The QR code service is quite similar to the “Local” feature in the current PayPal mobile app, which provides a list of local retailers, restaurants, or servicers that are using the “PayPal Here” service, in which consumers can check into a store using the app, and pay for items directly from their phone instead of using cash or a physical credit card. Merchants can request to use PayPal Here point of sale technology in their store by filling out an application through PayPal.
Shopping will change more in the next three years than the last 20
John Donahoe, eBay, Inc. CEO, has said that the way consumers shop and pay in the next three years will change more than it has in the last 20. In The Netherlands, we see that prediction already coming true. The next wave will be a dramatic blurring of the lines between e-Commerce, m-Commerce and high street retail. Physical retailers will use internet technology to make consumers’ lives easier in several different ways: skipping the line, order remote and pick up in store, location based shopping assistance, or opt-in, user profile based service and incentives.

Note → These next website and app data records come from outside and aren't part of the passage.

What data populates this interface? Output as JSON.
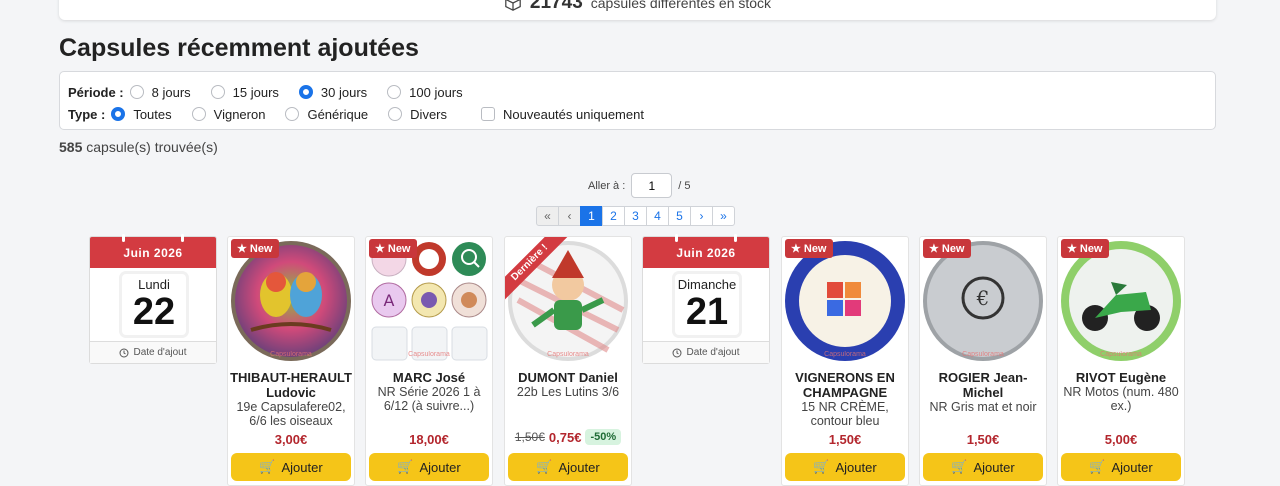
{
  "stock": {
    "count": "21743",
    "text": "capsules différentes en stock"
  },
  "title": "Capsules récemment ajoutées",
  "filters": {
    "periode_label": "Période :",
    "periode_options": [
      "8 jours",
      "15 jours",
      "30 jours",
      "100 jours"
    ],
    "periode_selected": "30 jours",
    "type_label": "Type :",
    "type_options": [
      "Toutes",
      "Vigneron",
      "Générique",
      "Divers"
    ],
    "type_selected": "Toutes",
    "nouveautes_label": "Nouveautés uniquement"
  },
  "results": {
    "count": "585",
    "text": "capsule(s) trouvée(s)"
  },
  "goto": {
    "label": "Aller à :",
    "value": "1",
    "total": "/ 5"
  },
  "pagination": [
    "«",
    "‹",
    "1",
    "2",
    "3",
    "4",
    "5",
    "›",
    "»"
  ],
  "calendars": [
    {
      "month": "Juin 2026",
      "dayname": "Lundi",
      "day": "22",
      "footer": "Date d'ajout"
    },
    {
      "month": "Juin 2026",
      "dayname": "Dimanche",
      "day": "21",
      "footer": "Date d'ajout"
    }
  ],
  "cards": [
    {
      "badge": "New",
      "name": "THIBAUT-HERAULT Ludovic",
      "desc": "19e Capsulafere02, 6/6 les oiseaux",
      "price": "3,00€",
      "button": "Ajouter",
      "watermark": "Capsulorama"
    },
    {
      "badge": "New",
      "name": "MARC José",
      "desc": "NR Série 2026 1 à 6/12 (à suivre...)",
      "price": "18,00€",
      "button": "Ajouter",
      "watermark": "Capsulorama"
    },
    {
      "ribbon": "Dernière !",
      "name": "DUMONT Daniel",
      "desc": "22b Les Lutins 3/6",
      "old_price": "1,50€",
      "price": "0,75€",
      "discount": "-50%",
      "button": "Ajouter",
      "watermark": "Capsulorama"
    },
    {
      "badge": "New",
      "name": "VIGNERONS EN CHAMPAGNE",
      "desc": "15 NR CRÈME, contour bleu",
      "price": "1,50€",
      "button": "Ajouter",
      "watermark": "Capsulorama"
    },
    {
      "badge": "New",
      "name": "ROGIER Jean-Michel",
      "desc": "NR Gris mat et noir",
      "price": "1,50€",
      "button": "Ajouter",
      "watermark": "Capsulorama"
    },
    {
      "badge": "New",
      "name": "RIVOT Eugène",
      "desc": "NR Motos (num. 480 ex.)",
      "price": "5,00€",
      "button": "Ajouter",
      "watermark": "Capsulorama"
    }
  ],
  "colors": {
    "accent": "#1a73e8",
    "calendar_red": "#d33b41",
    "price_red": "#b3262d",
    "button_yellow": "#f5c518"
  }
}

Eelco van Wijk, Country manager, the Netherlands & Belgium said, “While we are very proud of the QRoute model in De 9 Straatjes zone, this is not an end station. We see this as a first step into that convergent world for PayPal in The Netherlands. 2012 is a test and learn year for all of us at PayPal around the world. We are testing many new ways for customers to shop anywhere they want. With this project we’re learning more about how to maximize the fantastic real estate available in shop windows to help sales 24×7.”[pl_video type=”youtube” id=”j7zS0DDffCQ”]